YOUR ASSIGNMENT -
Return all lines from the listing below in which the string "JSON" occurs.

*** TASK INPUTS Section Begins ***

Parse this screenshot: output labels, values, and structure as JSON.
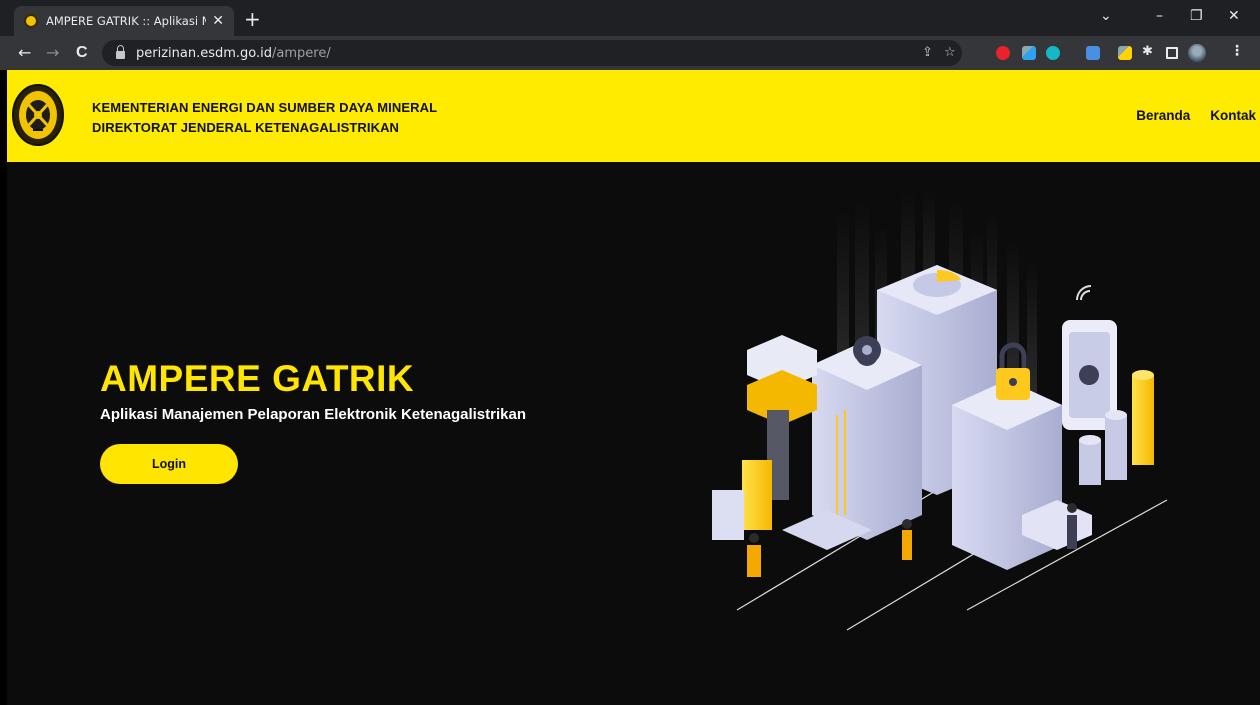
{
  "browser": {
    "tab_title": "AMPERE GATRIK :: Aplikasi Mana",
    "tab_close": "✕",
    "new_tab": "+",
    "url_host": "perizinan.esdm.go.id",
    "url_path": "/ampere/",
    "controls": {
      "dropdown": "⌄",
      "minimize": "–",
      "restore": "❐",
      "close": "✕"
    },
    "nav": {
      "back": "←",
      "forward": "→",
      "reload": "C"
    },
    "omni_icons": {
      "share": "⇪",
      "bookmark": "☆"
    },
    "extension_colors": [
      "#e8232a",
      "#2ea3f2",
      "#16b8c8",
      "#4a90e2",
      "#ffd400",
      "#ffffff"
    ]
  },
  "header": {
    "org_line1": "KEMENTERIAN ENERGI DAN SUMBER DAYA MINERAL",
    "org_line2": "DIREKTORAT JENDERAL KETENAGALISTRIKAN",
    "nav": [
      {
        "label": "Beranda"
      },
      {
        "label": "Kontak"
      }
    ],
    "bg_color": "#ffeb00"
  },
  "hero": {
    "title": "AMPERE GATRIK",
    "subtitle": "Aplikasi Manajemen Pelaporan Elektronik Ketenagalistrikan",
    "login_label": "Login",
    "accent_color": "#ffe500"
  }
}
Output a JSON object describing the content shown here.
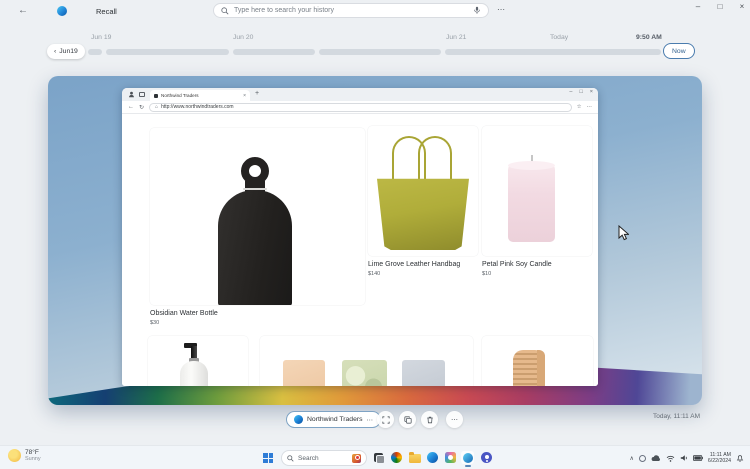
{
  "icons": {
    "back": "←",
    "forward": "→",
    "refresh": "↻",
    "home": "⌂",
    "more": "⋯",
    "minimize": "–",
    "maximize": "□",
    "close": "×",
    "chevron_left": "‹",
    "chevron_up": "∧",
    "plus": "+",
    "star": "☆",
    "tab_close": "×"
  },
  "header": {
    "title": "Recall",
    "search_placeholder": "Type here to search your history"
  },
  "timeline": {
    "day_labels": [
      "Jun 19",
      "Jun 20",
      "Jun 21",
      "Today"
    ],
    "time_label": "9:50 AM",
    "back_pill": "Jun19",
    "now_button": "Now"
  },
  "snapshot": {
    "browser": {
      "tab_title": "Northwind Traders",
      "url": "http://www.northwindtraders.com",
      "swatches": [
        "#3f3e3c",
        "#eae6d3",
        "#93badb"
      ],
      "products": [
        {
          "name": "Obsidian Water Bottle",
          "price": "$30"
        },
        {
          "name": "Lime Grove Leather Handbag",
          "price": "$140"
        },
        {
          "name": "Petal Pink Soy Candle",
          "price": "$10"
        }
      ]
    }
  },
  "toolbar": {
    "pill_label": "Northwind Traders",
    "timestamp": "Today, 11:11 AM"
  },
  "taskbar": {
    "weather_temp": "78°F",
    "weather_cond": "Sunny",
    "search_label": "Search",
    "clock_time": "11:11 AM",
    "clock_date": "6/22/2024"
  },
  "colors": {
    "accent_blue": "#3f74a8",
    "snapshot_bg_top": "#7ba3c8",
    "snapshot_bg_bottom": "#dde7ee",
    "handbag": "#b0ad3a",
    "candle": "#f2dae2",
    "bottle": "#242221"
  }
}
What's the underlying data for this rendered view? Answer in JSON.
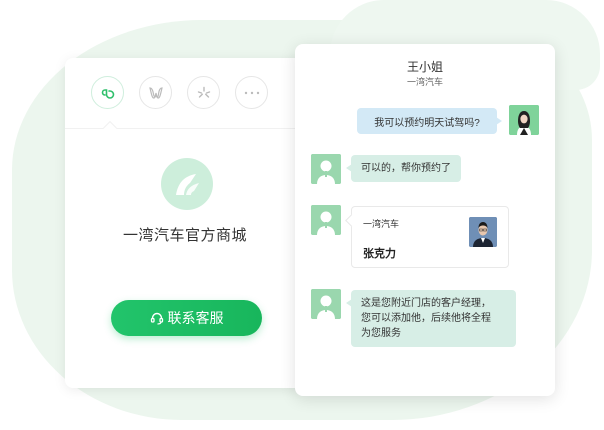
{
  "left_panel": {
    "shop_name": "一湾汽车官方商城",
    "cta_label": "联系客服",
    "tab_icons": [
      "mini-program-icon",
      "brand-icon",
      "sparkle-icon",
      "more-icon"
    ]
  },
  "chat": {
    "title": "王小姐",
    "subtitle": "一湾汽车",
    "messages": [
      {
        "side": "right",
        "text": "我可以预约明天试驾吗?"
      },
      {
        "side": "left",
        "text": "可以的，帮你预约了"
      },
      {
        "side": "left",
        "type": "contact",
        "company": "一湾汽车",
        "name": "张克力"
      },
      {
        "side": "left",
        "lines": [
          "这是您附近门店的客户经理，",
          "您可以添加他，后续他将全程",
          "为您服务"
        ]
      }
    ]
  },
  "colors": {
    "accent": "#22c46b",
    "bubble_customer": "#d3e9f6",
    "bubble_agent": "#d7eee6",
    "background_blob": "#ecf6ee"
  }
}
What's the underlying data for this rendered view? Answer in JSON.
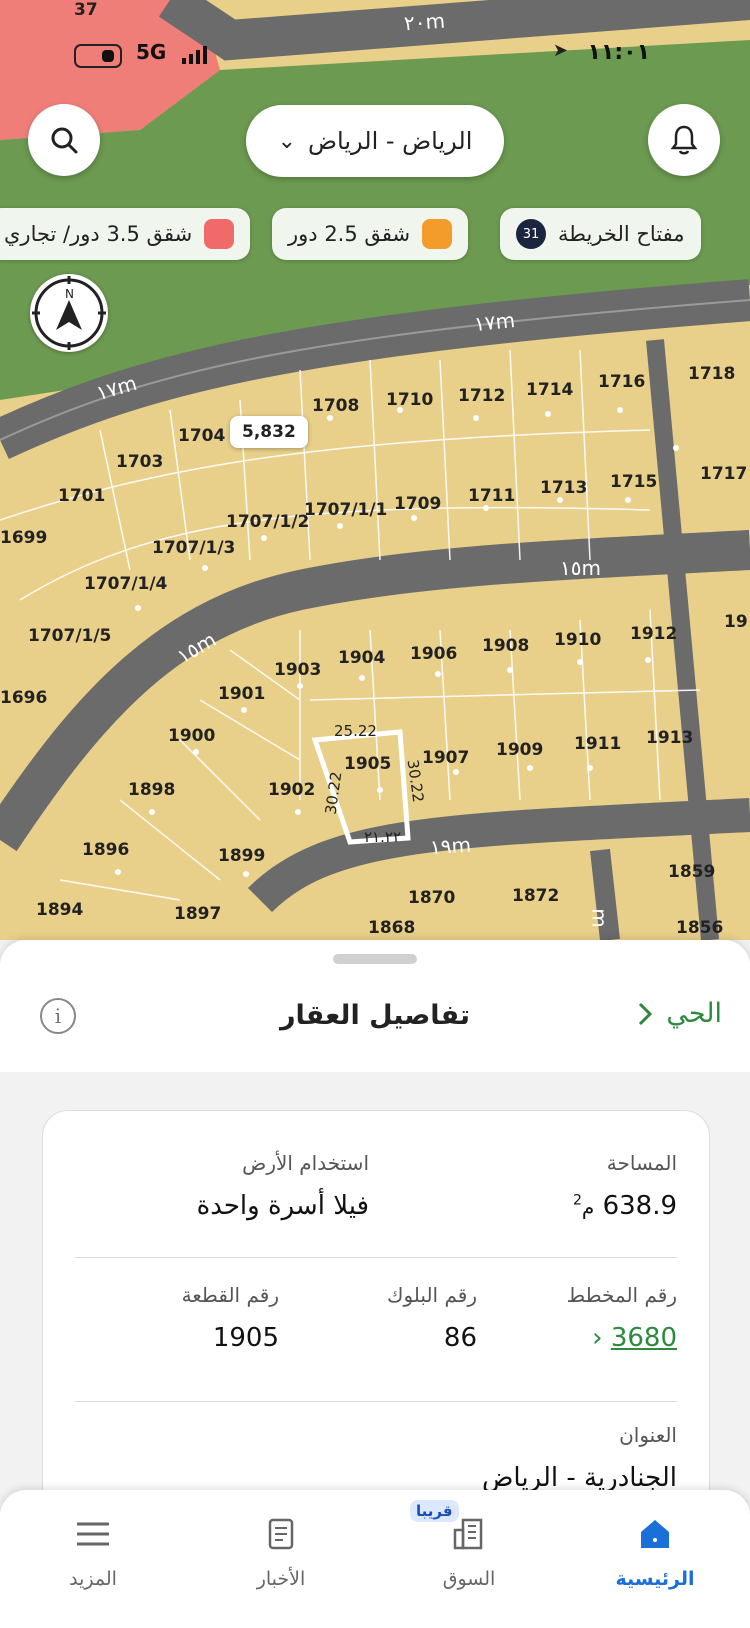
{
  "status_bar": {
    "network": "5G",
    "time": "١١:٠١"
  },
  "header": {
    "city_label": "الرياض - الرياض"
  },
  "legend": {
    "items": [
      {
        "label": "مفتاح الخريطة",
        "badge": "31"
      },
      {
        "label": "شقق 2.5 دور",
        "color": "#f39c2c"
      },
      {
        "label": "شقق 3.5 دور/ تجاري",
        "color": "#f06a6a"
      }
    ]
  },
  "map": {
    "selected_area_label": "5,832",
    "streets": [
      "٢٠m",
      "١٧m",
      "١٧m",
      "١٥m",
      "١٥m",
      "١٩m",
      "m"
    ],
    "plots": [
      "1708",
      "1710",
      "1712",
      "1714",
      "1716",
      "1718",
      "1704",
      "1703",
      "1701",
      "1707/1/1",
      "1707/1/2",
      "1709",
      "1711",
      "1713",
      "1715",
      "1717",
      "1699",
      "1707/1/3",
      "1707/1/4",
      "1707/1/5",
      "1696",
      "1903",
      "1904",
      "1906",
      "1908",
      "1910",
      "1912",
      "19",
      "1901",
      "1900",
      "1905",
      "1907",
      "1909",
      "1911",
      "1913",
      "1898",
      "1902",
      "1896",
      "1899",
      "1894",
      "1897",
      "1870",
      "1872",
      "1859",
      "1868",
      "1856",
      "37"
    ],
    "dimensions": {
      "top": "25.22",
      "left": "30.22",
      "right": "30.22",
      "bottom": "٢١.٢٢"
    }
  },
  "sheet": {
    "title": "تفاصيل العقار",
    "district_link": "الحي",
    "area_label": "المساحة",
    "area_value": "638.9",
    "area_unit": "م",
    "area_unit_sup": "2",
    "land_use_label": "استخدام الأرض",
    "land_use_value": "فيلا أسرة واحدة",
    "plan_label": "رقم المخطط",
    "plan_value": "3680",
    "block_label": "رقم البلوك",
    "block_value": "86",
    "plot_label": "رقم القطعة",
    "plot_value": "1905",
    "address_label": "العنوان",
    "address_value": "الجنادرية - الرياض"
  },
  "tabbar": {
    "soon_badge": "قريبا",
    "tabs": [
      {
        "label": "الرئيسية",
        "icon": "home-icon"
      },
      {
        "label": "السوق",
        "icon": "building-icon"
      },
      {
        "label": "الأخبار",
        "icon": "news-icon"
      },
      {
        "label": "المزيد",
        "icon": "menu-icon"
      }
    ]
  },
  "colors": {
    "accent": "#2d8a3c",
    "active_tab": "#1a6fd8",
    "plot_fill": "#e8d08a",
    "road": "#6b6b6b",
    "park": "#6a9a4e"
  }
}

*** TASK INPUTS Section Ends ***

WRITTEN RESPONSE -
Parse this screenshot: output labels, values, and structure as JSON.
Output a JSON object describing the content shown here.
What's the underlying data for this rendered view? Answer in JSON.
What's the underlying data for this rendered view? Answer in JSON.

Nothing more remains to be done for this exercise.